L-R: Maha Pula, Sr. Director, Pre Sales, Americas at Akamai Technologies
Robyn Randell, Vice President IT, Asia Pacific at Burberry
Andrea Shannon, Sr. Director of Business Development at Ooyala
Diana Silva, Global eCommerce Marketing Leader at Cisco WebEx
Megan Meza, Senior Product Manager, Content Delivery at Rackspace Hosting
Sue Thexton, Senior Vice President, EMEA at Brightcove
Bob Hughes, President, Worldwide Operations at Akamai Technologies

Bhuvana Husain, Director of Programs & Operations at Akamai Technologies
I'm pleased to report the Women in Technology Reception & Panel Discussion at the 2015 Edge Conference was very well received. Many thanks to Jennie Leigh for organizing the event and to Maha Pula for moderating the panel discussion. Also thanks to Bob Hughes, the Executive Sponsor of the Akamai Women's Forum, for his help to kick off the event and his continued support of our group.
After Bob's kickoff, I spoke for a few minutes about Girls Who Code, the Akamai Foundation, and how we can all help girls & women be successful in technology. I showed some photos from our 2015 Girls Who Code summer immersion program, as well as an Akamai Foundation video that was shown at the August 2015 All Hands.
After my talk, Maha introduced the panelists. This group of women included talented  leaders from our partners and customers, as noted above. During the introductions, they revealed a diverse set of backgrounds from computer science to sociology to business to graphic design. One of them even grew up on a dairy farm! They all agreed that having diverse teams enables them to relate better to customers, partners, and other employees. From there, we proceeded to the question & answer portion of the discussion.
The first question focused on diversity in processes for recruiting & developing teams: is it conscious or intrinsic? Here are the key takeaways from their answers:
  • Encourage employees to join diversity employee resource groups
  • In team meetings, ensure everyone gets a chance to speak
  • When recruiting, insist on interviewing at least one woman for each opening
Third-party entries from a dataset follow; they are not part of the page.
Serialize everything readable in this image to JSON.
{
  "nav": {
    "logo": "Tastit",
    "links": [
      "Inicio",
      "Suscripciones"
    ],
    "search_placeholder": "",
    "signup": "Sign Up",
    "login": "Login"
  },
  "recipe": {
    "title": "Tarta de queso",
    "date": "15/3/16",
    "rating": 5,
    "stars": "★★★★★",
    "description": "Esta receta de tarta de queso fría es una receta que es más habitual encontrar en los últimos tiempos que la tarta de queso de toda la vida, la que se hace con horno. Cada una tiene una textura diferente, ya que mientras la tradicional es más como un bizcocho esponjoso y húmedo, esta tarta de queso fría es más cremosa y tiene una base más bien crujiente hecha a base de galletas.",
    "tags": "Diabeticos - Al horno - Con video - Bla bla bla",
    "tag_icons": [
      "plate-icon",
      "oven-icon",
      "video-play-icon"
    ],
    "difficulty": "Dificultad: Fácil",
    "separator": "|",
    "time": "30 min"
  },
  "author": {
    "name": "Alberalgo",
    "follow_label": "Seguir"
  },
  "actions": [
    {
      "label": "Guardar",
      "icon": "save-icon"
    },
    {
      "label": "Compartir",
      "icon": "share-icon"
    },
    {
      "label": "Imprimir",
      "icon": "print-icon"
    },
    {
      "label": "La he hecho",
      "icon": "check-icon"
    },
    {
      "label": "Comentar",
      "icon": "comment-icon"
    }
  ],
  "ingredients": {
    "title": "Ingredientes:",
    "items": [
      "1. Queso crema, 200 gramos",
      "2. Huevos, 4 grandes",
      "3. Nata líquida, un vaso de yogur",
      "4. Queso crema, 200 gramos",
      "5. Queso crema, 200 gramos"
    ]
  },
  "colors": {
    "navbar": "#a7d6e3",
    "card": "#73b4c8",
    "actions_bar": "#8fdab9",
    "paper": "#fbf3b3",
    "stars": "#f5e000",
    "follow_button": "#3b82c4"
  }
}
The second question focused on how can we bring more women into the high tech workforce even while the number of women with STEM degrees has been decreasing? Key takeaways:
  • Encourage women who have non-technical backgrounds with an interest in technology to learn more; many skills are translatable into technical roles
  • Ensure that women know there are thousands of jobs in IT that don't require technical degrees, but do require the capacity to understand complex topics

The third question focused on how women can break free of supportive roles (e.g. note-taker) into leadership roles: is it possible to do this without being labeled aggressive? Key takeaways:
  • Any time a woman receives feedback that she's too aggressive, ask if we would say that to a man who is using the same behaviors.
  • Any time a woman is asked to take notes or bring lunch, and it's not part of the job description, try to break the pattern.
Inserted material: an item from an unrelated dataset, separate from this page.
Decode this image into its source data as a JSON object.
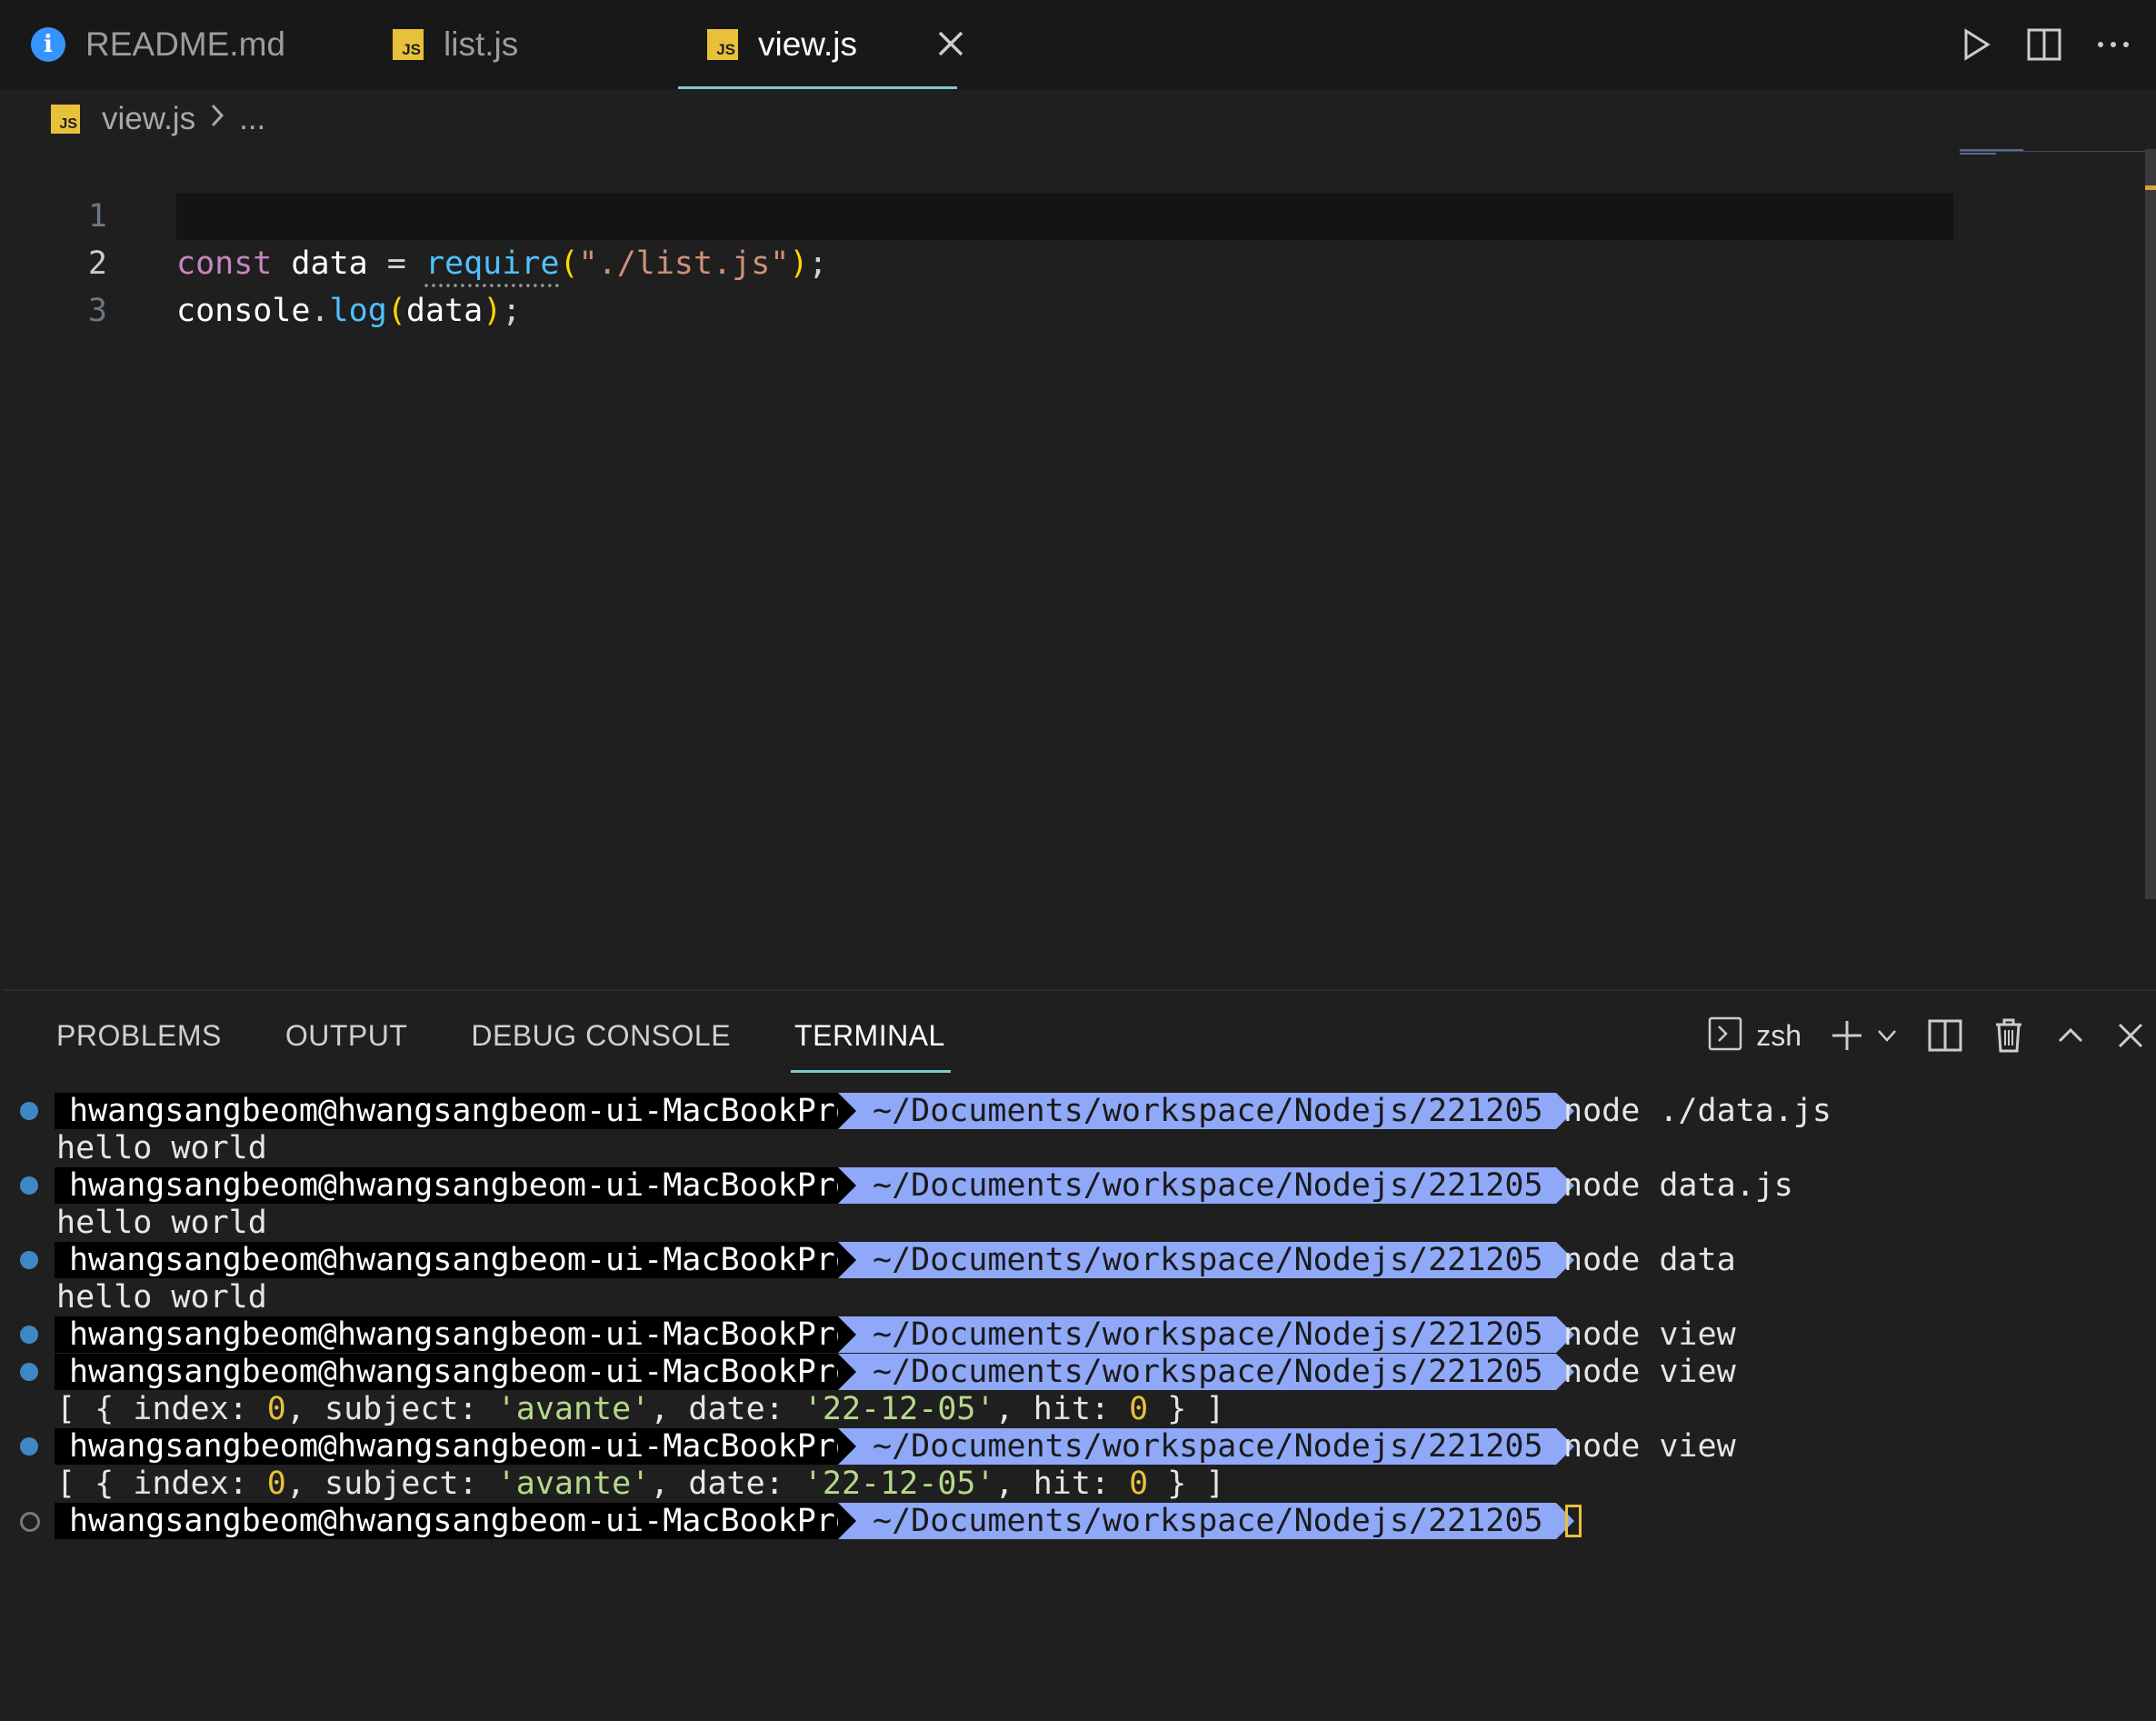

The fourth question focused on how women (and men) can overcome impostor syndrome and gain confidence. Key takeaways:
  • Encourage young women to speak up and get a seat at the table
  • Bring supporting data and do your homework when you do speak up, and show how much you know in your core strength areas
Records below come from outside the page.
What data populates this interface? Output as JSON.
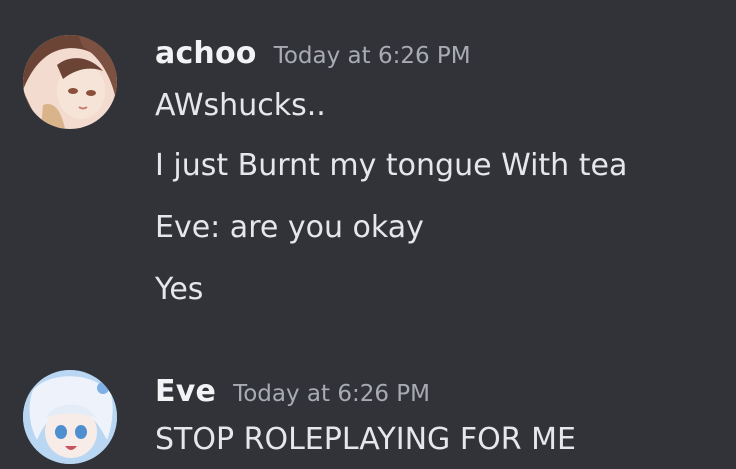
{
  "messages": [
    {
      "username": "achoo",
      "timestamp": "Today at 6:26 PM",
      "avatar_icon": "anime-avatar-brown-hair",
      "lines": [
        "AWshucks..",
        "I just Burnt my tongue   With tea",
        "Eve:  are you okay",
        "Yes"
      ]
    },
    {
      "username": "Eve",
      "timestamp": "Today at 6:26 PM",
      "avatar_icon": "anime-avatar-white-hair",
      "lines": [
        "STOP ROLEPLAYING FOR ME"
      ]
    }
  ],
  "colors": {
    "background": "#313338",
    "username": "#f2f3f5",
    "timestamp": "#a8abb2",
    "message_text": "#e6e7ea"
  }
}
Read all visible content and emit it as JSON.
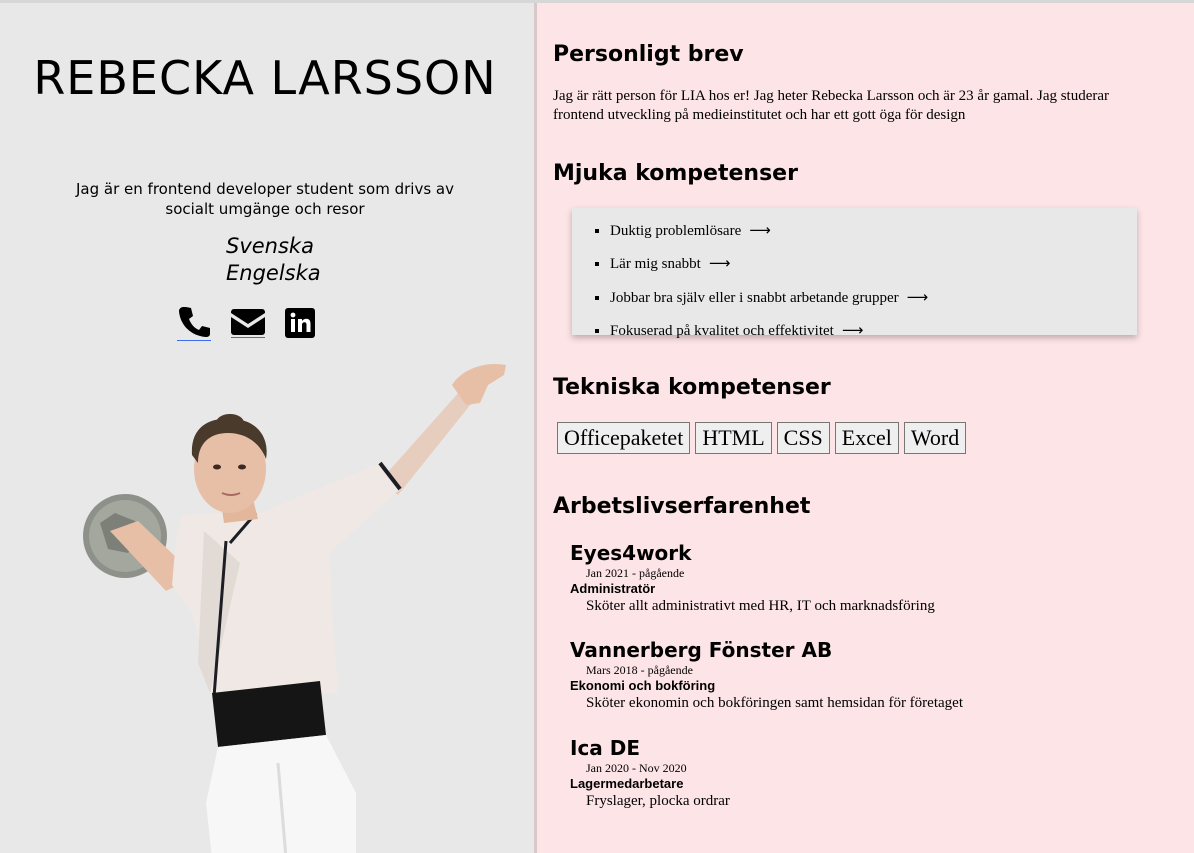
{
  "profile": {
    "name": "REBECKA LARSSON",
    "tagline": "Jag är en frontend developer student som drivs av socialt umgänge och resor",
    "languages": [
      "Svenska",
      "Engelska"
    ],
    "contact_icons": [
      "phone-icon",
      "envelope-icon",
      "linkedin-icon"
    ]
  },
  "letter": {
    "heading": "Personligt brev",
    "text": "Jag är rätt person för LIA hos er! Jag heter Rebecka Larsson och är 23 år gamal. Jag studerar frontend utveckling på medieinstitutet och har ett gott öga för design"
  },
  "soft_skills": {
    "heading": "Mjuka kompetenser",
    "items": [
      "Duktig problemlösare",
      "Lär mig snabbt",
      "Jobbar bra själv eller i snabbt arbetande grupper",
      "Fokuserad på kvalitet och effektivitet"
    ],
    "arrow": "⟶"
  },
  "tech_skills": {
    "heading": "Tekniska kompetenser",
    "items": [
      "Officepaketet",
      "HTML",
      "CSS",
      "Excel",
      "Word"
    ]
  },
  "experience": {
    "heading": "Arbetslivserfarenhet",
    "jobs": [
      {
        "company": "Eyes4work",
        "period": "Jan 2021 - pågående",
        "role": "Administratör",
        "description": "Sköter allt administrativt med HR, IT och marknadsföring"
      },
      {
        "company": "Vannerberg Fönster AB",
        "period": "Mars 2018 - pågående",
        "role": "Ekonomi och bokföring",
        "description": "Sköter ekonomin och bokföringen samt hemsidan för företaget"
      },
      {
        "company": "Ica DE",
        "period": "Jan 2020 - Nov 2020",
        "role": "Lagermedarbetare",
        "description": "Fryslager, plocka ordrar"
      }
    ]
  },
  "colors": {
    "left_bg": "#e8e8e8",
    "right_bg": "#fde4e6",
    "box_bg": "#e8e8e8",
    "link_underline": "#3a6df0"
  }
}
The fifth question focused on how men can be supportive allies to women in the workplace, especially in high tech. Key takeaways:
  • Never let women sit in the back of the room - make space at the table.
  • Make sure women know the sky's the limit for their careers, and sponsor women even if they don't work for you by talking to others about their abilities.
  • Don't assume a woman won't take an opportunity that includes travel or other commitments, even if she has child care or elder care responsibilities - she could have support systems in place to make this work.

The last question focused on how to help girls to grow up with confidence. Key takeaways:
  • Encourage them, let them fall down, be proud of them, and teach them to tell the truth.
  • Give them the opportunity to be successful, and tell them they can do whatever they set out to do, even if it's not the same jobs as their parents.
A big thank you to all our panelists and the great audience for joining us in this terrific discussion!